* _Exercise instructions_
Copy every entry as is. Leave images out.

Input material Block Start

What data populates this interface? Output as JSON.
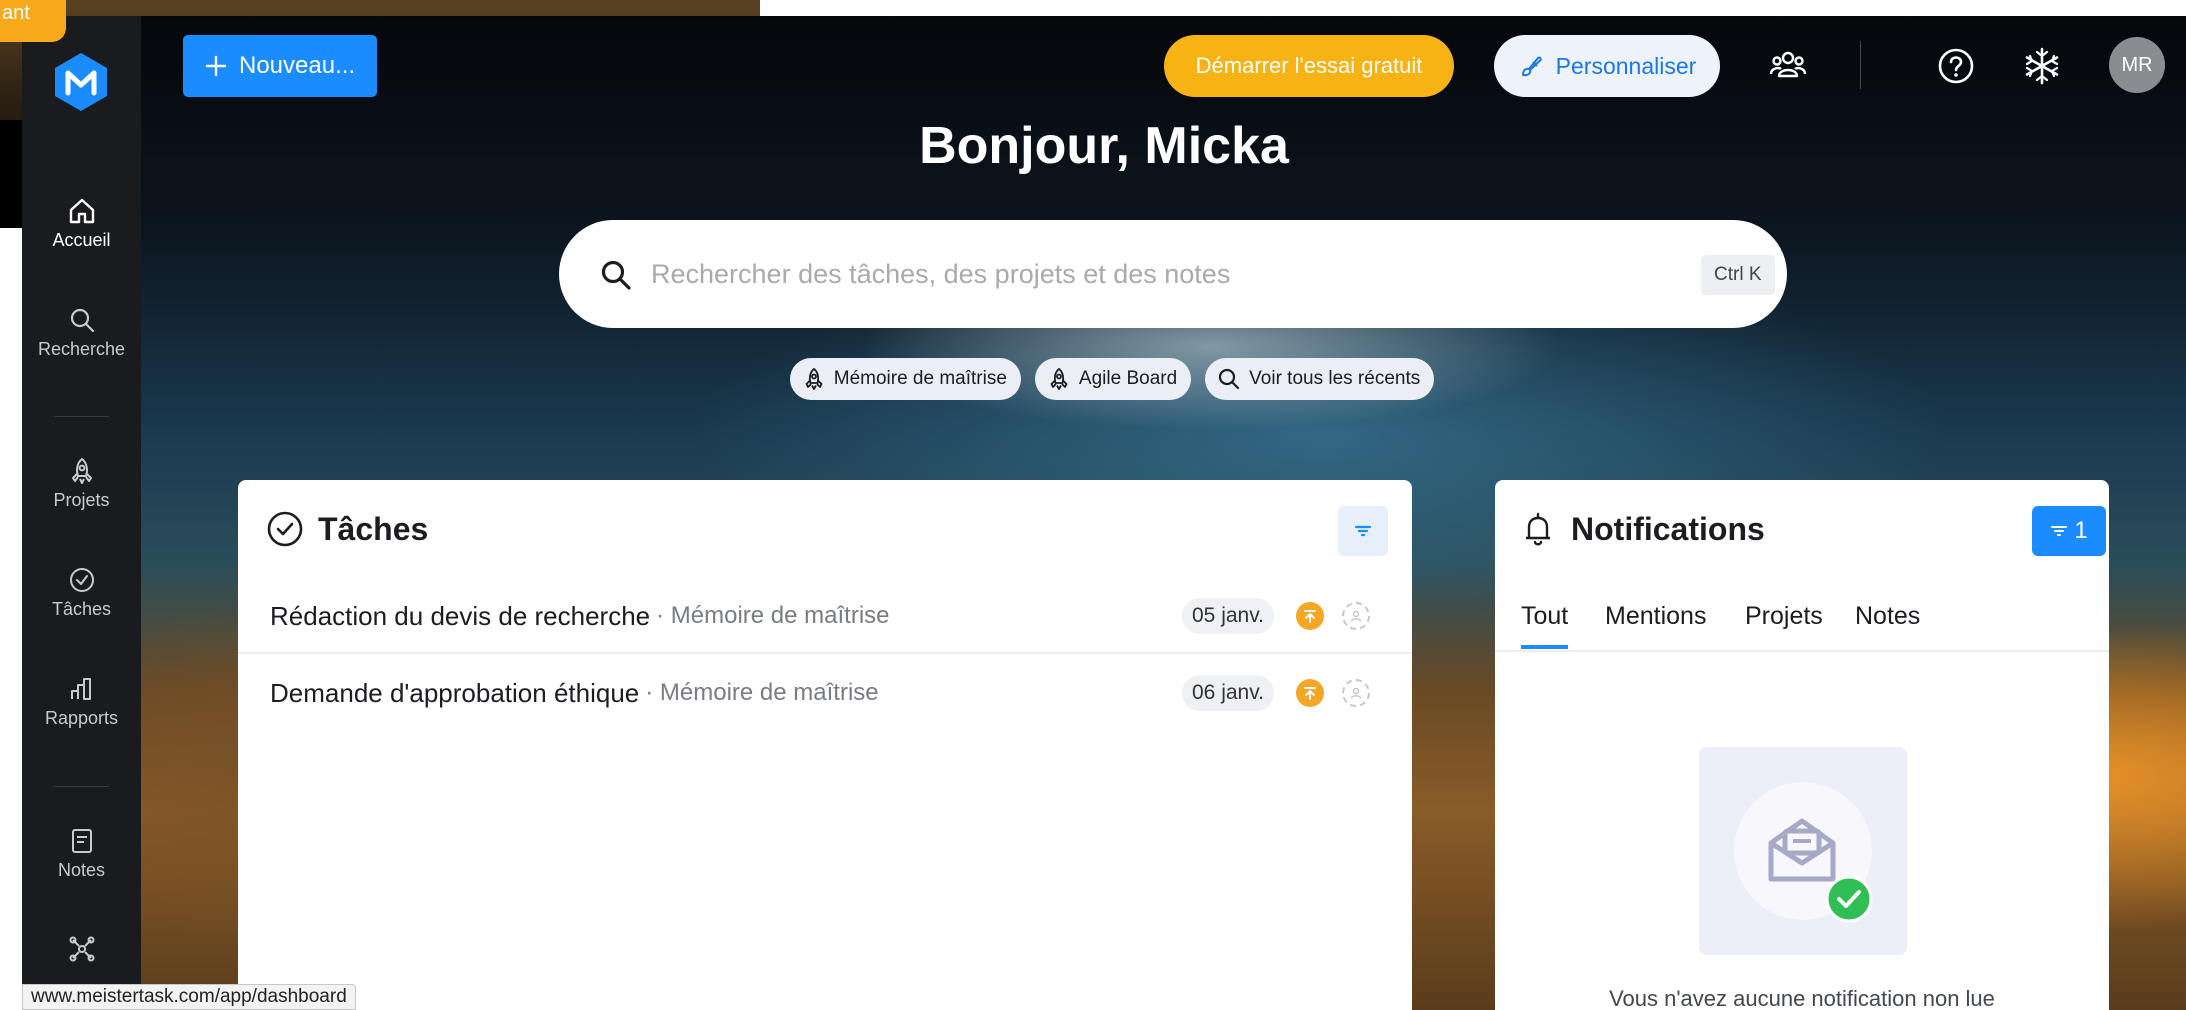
{
  "background_window": {
    "badge_text": "ant"
  },
  "header": {
    "new_button": "Nouveau...",
    "trial_button": "Démarrer l'essai gratuit",
    "customize_button": "Personnaliser",
    "avatar_initials": "MR"
  },
  "sidebar": {
    "items": [
      {
        "label": "Accueil",
        "icon": "home-icon",
        "active": true
      },
      {
        "label": "Recherche",
        "icon": "search-icon"
      },
      {
        "label": "Projets",
        "icon": "rocket-icon"
      },
      {
        "label": "Tâches",
        "icon": "check-circle-icon"
      },
      {
        "label": "Rapports",
        "icon": "bar-chart-icon"
      },
      {
        "label": "Notes",
        "icon": "note-icon"
      }
    ]
  },
  "greeting": "Bonjour, Micka",
  "search": {
    "placeholder": "Rechercher des tâches, des projets et des notes",
    "shortcut": "Ctrl K"
  },
  "chips": [
    {
      "label": "Mémoire de maîtrise",
      "icon": "rocket-icon"
    },
    {
      "label": "Agile Board",
      "icon": "rocket-icon"
    },
    {
      "label": "Voir tous les récents",
      "icon": "search-icon"
    }
  ],
  "tasks_panel": {
    "title": "Tâches",
    "rows": [
      {
        "title": "Rédaction du devis de recherche",
        "project": "· Mémoire de maîtrise",
        "date": "05 janv."
      },
      {
        "title": "Demande d'approbation éthique",
        "project": "· Mémoire de maîtrise",
        "date": "06 janv."
      }
    ]
  },
  "notifications_panel": {
    "title": "Notifications",
    "filter_count": "1",
    "tabs": [
      "Tout",
      "Mentions",
      "Projets",
      "Notes"
    ],
    "active_tab": "Tout",
    "empty_message": "Vous n'avez aucune notification non lue"
  },
  "status_url": "www.meistertask.com/app/dashboard",
  "colors": {
    "accent": "#1a8cff",
    "trial": "#f7b313",
    "priority": "#f5a623",
    "sidebar": "#1a1b1f"
  }
}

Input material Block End

* _Problem solution_
What data populates this interface? Output as JSON.
{
  "background_window": {
    "badge_text": "ant"
  },
  "header": {
    "new_button": "Nouveau...",
    "trial_button": "Démarrer l'essai gratuit",
    "customize_button": "Personnaliser",
    "avatar_initials": "MR"
  },
  "sidebar": {
    "items": [
      {
        "label": "Accueil",
        "icon": "home-icon",
        "active": true
      },
      {
        "label": "Recherche",
        "icon": "search-icon"
      },
      {
        "label": "Projets",
        "icon": "rocket-icon"
      },
      {
        "label": "Tâches",
        "icon": "check-circle-icon"
      },
      {
        "label": "Rapports",
        "icon": "bar-chart-icon"
      },
      {
        "label": "Notes",
        "icon": "note-icon"
      }
    ]
  },
  "greeting": "Bonjour, Micka",
  "search": {
    "placeholder": "Rechercher des tâches, des projets et des notes",
    "shortcut": "Ctrl K"
  },
  "chips": [
    {
      "label": "Mémoire de maîtrise",
      "icon": "rocket-icon"
    },
    {
      "label": "Agile Board",
      "icon": "rocket-icon"
    },
    {
      "label": "Voir tous les récents",
      "icon": "search-icon"
    }
  ],
  "tasks_panel": {
    "title": "Tâches",
    "rows": [
      {
        "title": "Rédaction du devis de recherche",
        "project": "· Mémoire de maîtrise",
        "date": "05 janv."
      },
      {
        "title": "Demande d'approbation éthique",
        "project": "· Mémoire de maîtrise",
        "date": "06 janv."
      }
    ]
  },
  "notifications_panel": {
    "title": "Notifications",
    "filter_count": "1",
    "tabs": [
      "Tout",
      "Mentions",
      "Projets",
      "Notes"
    ],
    "active_tab": "Tout",
    "empty_message": "Vous n'avez aucune notification non lue"
  },
  "status_url": "www.meistertask.com/app/dashboard",
  "colors": {
    "accent": "#1a8cff",
    "trial": "#f7b313",
    "priority": "#f5a623",
    "sidebar": "#1a1b1f"
  }
}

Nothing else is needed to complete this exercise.